Analysis of the stable isotopic composition of a Late Eocene whale, Basilosaurus cetoides, from Wayne County, Mississippi, provided oxygen isotopic values for cetacean bone phosphate, carbonate cement, and structural carbonate. The least-squares regression comparing cetacean phosphate to seawater oxygen isotopic composition (Yoshida and Miyazaki, 1991) suggests either that Gulf Coastal waters of the Late Eocene were isotopically "heavier" than Pleistocene glacial maxima, or that B. cetoides incorporated isotopically "heavier" body water than modern cetaceans.

Stable-isotopic analysis of tooth enamel samples from two modern dolphins, Tursiops truncatus, from the Gulf of Mexico produced delta18O values of 19.799 and 20.111 o/oo, which are also "heavier" than data for other modern whales and dolphins (Yoshida and Miyazaki, 1991).

Comparison of these modern dolphin data to oxygen-isotopic values for seawater from the modern Gulf of Mexico should allow us to determine if the anomalously "heavy" cetacean data are caused by some local fractionation effect in the northeastern Gulf, causing {18}O-enriched surface waters. Alternatively, comparison of these data to previously-published phosphate isotopic values of Miocene cetaceans (Barrick and others, 1993) may indicate a long-term shift in the isotopic composition of cetacean phosphates since the Late Eocene.
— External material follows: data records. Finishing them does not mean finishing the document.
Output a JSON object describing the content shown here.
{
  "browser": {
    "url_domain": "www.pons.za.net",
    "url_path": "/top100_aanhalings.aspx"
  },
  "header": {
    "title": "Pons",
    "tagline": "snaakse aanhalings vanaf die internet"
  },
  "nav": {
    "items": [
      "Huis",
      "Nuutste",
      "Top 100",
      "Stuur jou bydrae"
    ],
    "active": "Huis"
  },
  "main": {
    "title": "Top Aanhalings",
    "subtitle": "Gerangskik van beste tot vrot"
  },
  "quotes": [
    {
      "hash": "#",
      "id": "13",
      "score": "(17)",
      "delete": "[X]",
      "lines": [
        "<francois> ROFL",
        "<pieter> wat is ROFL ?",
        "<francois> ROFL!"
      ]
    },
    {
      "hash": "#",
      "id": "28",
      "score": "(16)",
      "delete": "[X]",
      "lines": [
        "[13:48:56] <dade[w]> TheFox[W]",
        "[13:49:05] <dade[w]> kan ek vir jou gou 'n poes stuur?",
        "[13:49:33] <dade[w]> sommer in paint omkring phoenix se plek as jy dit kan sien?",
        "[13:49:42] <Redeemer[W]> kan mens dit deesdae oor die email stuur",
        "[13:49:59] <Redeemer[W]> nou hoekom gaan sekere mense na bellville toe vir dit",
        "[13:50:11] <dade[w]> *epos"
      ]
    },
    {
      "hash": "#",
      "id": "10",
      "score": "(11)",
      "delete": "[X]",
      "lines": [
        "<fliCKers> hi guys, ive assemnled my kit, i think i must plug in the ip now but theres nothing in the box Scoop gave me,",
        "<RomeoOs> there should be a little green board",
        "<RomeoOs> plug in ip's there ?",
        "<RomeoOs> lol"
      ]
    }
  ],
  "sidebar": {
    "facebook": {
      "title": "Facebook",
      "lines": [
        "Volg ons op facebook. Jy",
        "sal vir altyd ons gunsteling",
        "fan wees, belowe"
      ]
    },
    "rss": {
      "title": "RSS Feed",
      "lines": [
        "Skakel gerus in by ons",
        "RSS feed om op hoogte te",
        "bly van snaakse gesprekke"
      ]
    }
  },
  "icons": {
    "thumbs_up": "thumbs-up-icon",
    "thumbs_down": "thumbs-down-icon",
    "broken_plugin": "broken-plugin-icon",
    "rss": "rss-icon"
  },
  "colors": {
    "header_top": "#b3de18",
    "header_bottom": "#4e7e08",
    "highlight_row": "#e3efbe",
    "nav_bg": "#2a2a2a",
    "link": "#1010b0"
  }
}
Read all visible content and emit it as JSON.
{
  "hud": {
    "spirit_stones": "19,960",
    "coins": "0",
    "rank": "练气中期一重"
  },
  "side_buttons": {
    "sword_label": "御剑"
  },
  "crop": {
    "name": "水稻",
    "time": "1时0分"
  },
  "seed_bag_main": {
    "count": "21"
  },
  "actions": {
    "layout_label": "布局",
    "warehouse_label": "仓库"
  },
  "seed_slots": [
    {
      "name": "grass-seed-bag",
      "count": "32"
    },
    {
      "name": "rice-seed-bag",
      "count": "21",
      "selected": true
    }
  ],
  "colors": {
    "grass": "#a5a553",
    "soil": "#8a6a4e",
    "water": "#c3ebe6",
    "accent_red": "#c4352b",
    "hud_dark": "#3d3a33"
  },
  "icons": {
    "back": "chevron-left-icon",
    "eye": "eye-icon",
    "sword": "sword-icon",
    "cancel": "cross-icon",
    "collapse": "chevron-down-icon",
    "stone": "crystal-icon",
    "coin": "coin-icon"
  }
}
This could have been caused by increased exchange of environmental water and body water, with modern cetaceans retaining isotopically "lighter" metabolic water, whereas their Archaeocete ancestors had less exchange between environmental water and body water during phosphate formation, resulting in "heavier" tooth enamel and phosphates.

AAPG Search and Discovery Article #90941©1997 GCAGS 47th Annual Meeting, New Orleans, Louisiana